Egyptians Protest Islamophobic Video

 by Jeffry Halverson With all the very serious problems facing Egypt, the region, and indeed the world today, what brought out thousands of Egyptian protestors in Cairo on September 11, 2012? A thirteen-minute Islamophobic online video produced by a group of US-based Coptic Christians. But Coptic officials in Egypt, understandably fearful that Muslim anger might turn against them yet again, quickly issued a statement condemning the activities of Copts living abroad in producing such projects. […] Read more »

Narratives Behind the False Pyramid Destruction Story

by Jeffry R. Halverson For the second time this year, remnants of the pro-Mubarak media in Egypt have caused a major stir in the international press and blogosphere by spreading false stories about alleged Islamist plans for Egypt.
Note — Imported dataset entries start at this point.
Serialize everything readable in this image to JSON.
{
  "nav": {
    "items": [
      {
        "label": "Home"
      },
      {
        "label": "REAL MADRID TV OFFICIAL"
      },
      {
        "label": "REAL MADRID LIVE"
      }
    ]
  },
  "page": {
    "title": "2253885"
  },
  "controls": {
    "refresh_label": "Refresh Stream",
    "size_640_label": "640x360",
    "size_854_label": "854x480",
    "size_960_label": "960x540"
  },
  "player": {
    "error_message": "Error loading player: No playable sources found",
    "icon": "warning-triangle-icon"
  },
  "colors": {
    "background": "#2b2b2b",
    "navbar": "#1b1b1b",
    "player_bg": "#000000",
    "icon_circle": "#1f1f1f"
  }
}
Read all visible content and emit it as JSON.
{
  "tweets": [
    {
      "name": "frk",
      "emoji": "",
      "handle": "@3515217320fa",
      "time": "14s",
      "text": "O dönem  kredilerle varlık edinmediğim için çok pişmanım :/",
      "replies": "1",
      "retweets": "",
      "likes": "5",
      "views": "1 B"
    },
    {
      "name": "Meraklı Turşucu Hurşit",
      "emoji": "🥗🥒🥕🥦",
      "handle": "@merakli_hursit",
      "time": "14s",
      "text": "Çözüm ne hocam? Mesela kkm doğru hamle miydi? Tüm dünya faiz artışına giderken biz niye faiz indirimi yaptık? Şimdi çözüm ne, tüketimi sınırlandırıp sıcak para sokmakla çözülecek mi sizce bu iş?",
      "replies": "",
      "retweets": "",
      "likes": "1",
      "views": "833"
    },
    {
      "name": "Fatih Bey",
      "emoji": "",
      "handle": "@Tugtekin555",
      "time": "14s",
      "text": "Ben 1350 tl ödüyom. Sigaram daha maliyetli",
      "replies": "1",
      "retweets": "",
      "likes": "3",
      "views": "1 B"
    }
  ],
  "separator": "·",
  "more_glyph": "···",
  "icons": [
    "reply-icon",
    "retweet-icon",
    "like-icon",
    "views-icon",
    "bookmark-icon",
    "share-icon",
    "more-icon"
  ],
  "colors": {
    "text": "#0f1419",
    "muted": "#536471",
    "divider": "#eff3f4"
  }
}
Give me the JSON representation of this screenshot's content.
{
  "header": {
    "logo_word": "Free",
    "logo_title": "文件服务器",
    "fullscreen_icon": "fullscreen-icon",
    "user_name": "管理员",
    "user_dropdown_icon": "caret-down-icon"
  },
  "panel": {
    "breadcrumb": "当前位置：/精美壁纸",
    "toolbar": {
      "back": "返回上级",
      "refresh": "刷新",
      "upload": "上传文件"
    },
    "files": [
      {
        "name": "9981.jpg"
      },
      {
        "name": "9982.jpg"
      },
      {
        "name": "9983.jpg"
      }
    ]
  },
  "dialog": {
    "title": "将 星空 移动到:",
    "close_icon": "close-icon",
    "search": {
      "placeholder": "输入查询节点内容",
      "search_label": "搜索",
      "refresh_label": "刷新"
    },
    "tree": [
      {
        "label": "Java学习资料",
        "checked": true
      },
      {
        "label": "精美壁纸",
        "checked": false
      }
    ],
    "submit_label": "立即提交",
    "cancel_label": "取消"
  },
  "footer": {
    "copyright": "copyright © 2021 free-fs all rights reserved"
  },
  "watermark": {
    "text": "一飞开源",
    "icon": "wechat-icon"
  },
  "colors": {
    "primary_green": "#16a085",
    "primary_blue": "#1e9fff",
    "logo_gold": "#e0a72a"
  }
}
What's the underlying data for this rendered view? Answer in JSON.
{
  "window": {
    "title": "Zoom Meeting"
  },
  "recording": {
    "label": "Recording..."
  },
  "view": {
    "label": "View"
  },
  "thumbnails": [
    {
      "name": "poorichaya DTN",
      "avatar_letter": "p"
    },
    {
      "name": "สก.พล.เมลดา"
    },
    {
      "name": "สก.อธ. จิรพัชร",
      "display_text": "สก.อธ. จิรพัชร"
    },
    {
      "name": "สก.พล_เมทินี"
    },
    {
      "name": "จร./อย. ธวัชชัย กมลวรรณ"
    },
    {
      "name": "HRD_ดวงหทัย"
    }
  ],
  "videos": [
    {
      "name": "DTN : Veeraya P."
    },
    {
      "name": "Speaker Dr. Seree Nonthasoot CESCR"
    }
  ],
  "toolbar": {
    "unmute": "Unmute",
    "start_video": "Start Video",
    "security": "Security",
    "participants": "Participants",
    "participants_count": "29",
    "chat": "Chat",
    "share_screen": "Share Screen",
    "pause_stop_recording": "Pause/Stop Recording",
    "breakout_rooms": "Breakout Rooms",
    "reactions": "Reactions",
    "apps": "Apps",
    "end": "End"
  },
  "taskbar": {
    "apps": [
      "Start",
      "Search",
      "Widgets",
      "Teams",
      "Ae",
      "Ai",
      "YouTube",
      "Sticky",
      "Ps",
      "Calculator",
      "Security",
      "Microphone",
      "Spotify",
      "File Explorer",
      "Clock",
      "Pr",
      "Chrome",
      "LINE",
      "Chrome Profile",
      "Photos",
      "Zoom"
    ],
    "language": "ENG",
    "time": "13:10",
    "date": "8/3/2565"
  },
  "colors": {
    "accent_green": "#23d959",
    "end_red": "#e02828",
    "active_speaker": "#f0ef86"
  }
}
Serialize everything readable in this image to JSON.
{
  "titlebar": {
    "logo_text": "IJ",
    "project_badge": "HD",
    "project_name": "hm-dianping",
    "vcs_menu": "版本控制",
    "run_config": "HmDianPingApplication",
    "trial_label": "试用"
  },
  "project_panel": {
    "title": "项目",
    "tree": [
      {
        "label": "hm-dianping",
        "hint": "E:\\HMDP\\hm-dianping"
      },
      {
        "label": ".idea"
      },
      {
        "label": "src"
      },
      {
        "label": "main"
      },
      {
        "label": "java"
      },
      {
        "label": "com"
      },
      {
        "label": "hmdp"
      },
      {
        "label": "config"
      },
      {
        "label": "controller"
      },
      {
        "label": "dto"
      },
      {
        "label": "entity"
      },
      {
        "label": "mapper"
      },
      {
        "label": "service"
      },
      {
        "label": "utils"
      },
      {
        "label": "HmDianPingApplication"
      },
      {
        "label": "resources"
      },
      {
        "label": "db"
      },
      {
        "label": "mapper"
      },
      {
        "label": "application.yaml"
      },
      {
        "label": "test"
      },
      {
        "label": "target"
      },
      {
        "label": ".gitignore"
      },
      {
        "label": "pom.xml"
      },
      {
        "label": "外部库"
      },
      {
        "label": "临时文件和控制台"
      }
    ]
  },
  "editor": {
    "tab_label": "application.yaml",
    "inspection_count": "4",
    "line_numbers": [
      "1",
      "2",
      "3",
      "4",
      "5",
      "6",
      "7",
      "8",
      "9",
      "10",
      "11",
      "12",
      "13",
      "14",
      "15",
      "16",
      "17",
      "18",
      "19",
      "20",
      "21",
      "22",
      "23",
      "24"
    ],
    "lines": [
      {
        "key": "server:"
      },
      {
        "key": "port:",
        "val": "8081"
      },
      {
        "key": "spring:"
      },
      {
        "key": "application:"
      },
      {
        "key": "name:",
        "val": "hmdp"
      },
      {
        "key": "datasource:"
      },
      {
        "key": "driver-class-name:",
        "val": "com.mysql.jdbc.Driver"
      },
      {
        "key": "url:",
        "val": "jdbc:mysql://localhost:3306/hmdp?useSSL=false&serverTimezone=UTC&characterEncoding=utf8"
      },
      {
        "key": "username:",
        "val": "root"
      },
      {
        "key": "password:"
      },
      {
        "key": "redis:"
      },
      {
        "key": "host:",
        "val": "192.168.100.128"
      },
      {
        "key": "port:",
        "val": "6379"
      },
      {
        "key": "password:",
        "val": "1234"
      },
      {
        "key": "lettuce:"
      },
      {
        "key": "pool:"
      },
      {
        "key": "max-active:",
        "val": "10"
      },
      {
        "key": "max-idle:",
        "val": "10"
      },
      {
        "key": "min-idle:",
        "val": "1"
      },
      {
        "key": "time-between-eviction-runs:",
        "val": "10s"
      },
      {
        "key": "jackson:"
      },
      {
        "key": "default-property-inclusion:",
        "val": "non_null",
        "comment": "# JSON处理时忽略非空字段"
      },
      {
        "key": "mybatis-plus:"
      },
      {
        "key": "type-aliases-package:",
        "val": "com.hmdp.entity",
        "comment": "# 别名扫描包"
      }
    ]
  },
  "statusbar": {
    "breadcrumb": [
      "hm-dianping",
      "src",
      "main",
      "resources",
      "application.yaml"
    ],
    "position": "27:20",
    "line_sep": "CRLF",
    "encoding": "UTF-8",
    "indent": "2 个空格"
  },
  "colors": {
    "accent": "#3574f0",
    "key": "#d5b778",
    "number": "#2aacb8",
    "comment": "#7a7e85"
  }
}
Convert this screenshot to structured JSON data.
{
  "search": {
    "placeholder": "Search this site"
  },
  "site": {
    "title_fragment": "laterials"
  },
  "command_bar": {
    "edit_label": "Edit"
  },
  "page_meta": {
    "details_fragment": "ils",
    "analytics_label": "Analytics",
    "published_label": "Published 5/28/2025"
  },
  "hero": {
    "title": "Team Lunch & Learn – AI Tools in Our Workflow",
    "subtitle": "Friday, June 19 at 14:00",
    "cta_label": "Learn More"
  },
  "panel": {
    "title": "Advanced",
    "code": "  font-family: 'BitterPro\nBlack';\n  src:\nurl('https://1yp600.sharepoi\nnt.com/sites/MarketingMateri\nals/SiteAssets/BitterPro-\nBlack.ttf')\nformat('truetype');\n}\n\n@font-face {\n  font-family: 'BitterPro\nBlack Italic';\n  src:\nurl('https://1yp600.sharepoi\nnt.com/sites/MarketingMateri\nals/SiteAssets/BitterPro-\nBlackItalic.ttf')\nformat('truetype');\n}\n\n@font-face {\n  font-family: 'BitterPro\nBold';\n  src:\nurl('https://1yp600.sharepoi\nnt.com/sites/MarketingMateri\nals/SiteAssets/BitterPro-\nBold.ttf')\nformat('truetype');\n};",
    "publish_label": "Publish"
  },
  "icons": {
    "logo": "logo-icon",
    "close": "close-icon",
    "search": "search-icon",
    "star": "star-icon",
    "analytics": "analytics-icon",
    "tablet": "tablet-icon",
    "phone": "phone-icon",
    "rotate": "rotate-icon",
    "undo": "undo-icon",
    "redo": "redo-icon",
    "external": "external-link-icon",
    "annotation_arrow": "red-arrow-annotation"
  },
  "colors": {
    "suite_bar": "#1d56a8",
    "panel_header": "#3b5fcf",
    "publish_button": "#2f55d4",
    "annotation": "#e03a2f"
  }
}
The latest claim is that the Islamist-led government of President Mohammed Morsi intends to destroy the pyramids of Giza and the rest of Egypt’s world famous Pharaonic heritage as un-Islamic or jahili remnants of pagan idolatry. A […] Read more »

Islamism and Dissent vs. Identity in the Voting Booth

by Jeffry R. Halverson* “If a group of people feels that it has been humiliated and that its honor has been trampled underfoot, it will want to express its identity.”                                                                                           […] Read more »

Why Story is Not Narrative

By Jeffry R. Halverson I’ll admit that I slip sometimes in everyday conversation and use the word “story” as a synonym for “narrative.” A lot of people do it. But I should know better. There’s an important difference between the two. For the average conversation the difference doesn’t really matter much. However, when it comes to strategic communication and understanding the role of narrative in messaging strategies, it’s a distinction that has to be made. […] Read more »

Putting the Islamist “win” in Tunisia in Context

by Jeffry R. Halverson Put him in power and see how wise he is. – Ernest Hemingway, A Farewell to Arms I have spent an inordinate amount of time studying Islamist ideologues and their ideas during my relatively short lifetime. I’ve never read War and Peace, but I have read Milestones and The Neglected Duty. In recent months, the Tunisian Islamist and leader of Ennahda, Rachid Ghannouchi, has occupied a good deal of my attention. […] Read more »

Extremism and Contested Tunisian Identity in Kairouan

by Jeffry R. Halverson I recently traveled to Tunisia where I visited the ancient holy city of Kairouan. Elections for the constituent assembly to produce a new Tunisian constitution are less than two weeks away and there is a lot of discussion taking place about the nature of Tunisian identity and the role of Islam in Tunisian society. Islamists, both mainstream and radical, obviously envision a prominent role for Islam. However, my experiences in Kairouan, […] Read more »

Seeing the Syrian Conflict through Narrative

By Jeffry R. Halverson Unlike the protests of the Arab Spring in Tunisia and Egypt, the campaigns underway against the Assad regime in Syria have a distinctly sectarian character. The Assad regime is dominated by the Alawites, a little-known esoteric Shi‘ite sect. However, the majority of Syria’s population is Sunni Muslim (approx. 75%). And caught in the middle of the conflict are Syria’s Christians (10% of the pop.), Druze, Twelver Shi‘ites, and others, including a […] Read more »

Implicit Master Narratives in Extremist Website Launch

by Jeffry R. Halverson If you’ve read our book Master Narratives of Islamist Extremism then you already have a solid understanding of the major master narratives employed by Islamist extremists in their communications. For example, you’re able to recognize the significance of a Pharaoh reference when an extremist is condemning a world leader. Or you’re able to see the apocalyptic scheme articulated in Ahmadinejad’s praise of the “Lord of the Age” (which is not a […] Read more »

Zawahiri’s Curious Recollection of Karbala in Bin Laden Eulogy

by Jeffry R. Halverson The Karbala master narrative is one of the most rich and influential in the Islamic world, specifically among Shi‘a societies. We devoted an entire chapter to it in the book Master Narratives of Islamist Extremism, and Kamran Scott Aghaie has penned a wonderful study of it in relation to the history of Iranian identity and nationalism. There is a terrific documentary too, examining the narrative in contemporary Iran and Iraq, which […] Read more »

The Iranian Narrative Landscape Stirs

by Jeffry R. Halverson Recently, the Islamic Republic of Iran has been abuzz over the release of a video entitled “The Coming is Very Near,” a 28-minute production created by a group of Twelver Shi‘a devotees of the Hidden Imam al-Mahdi, known as the Harbingers of the Coming (perhaps associated with the Hojjatieh Society). It is believed that President Ahmadinejad’s chief-of-staff Esfandiar Rahim Mashaei is a member of the group. A report released by the […] Read more »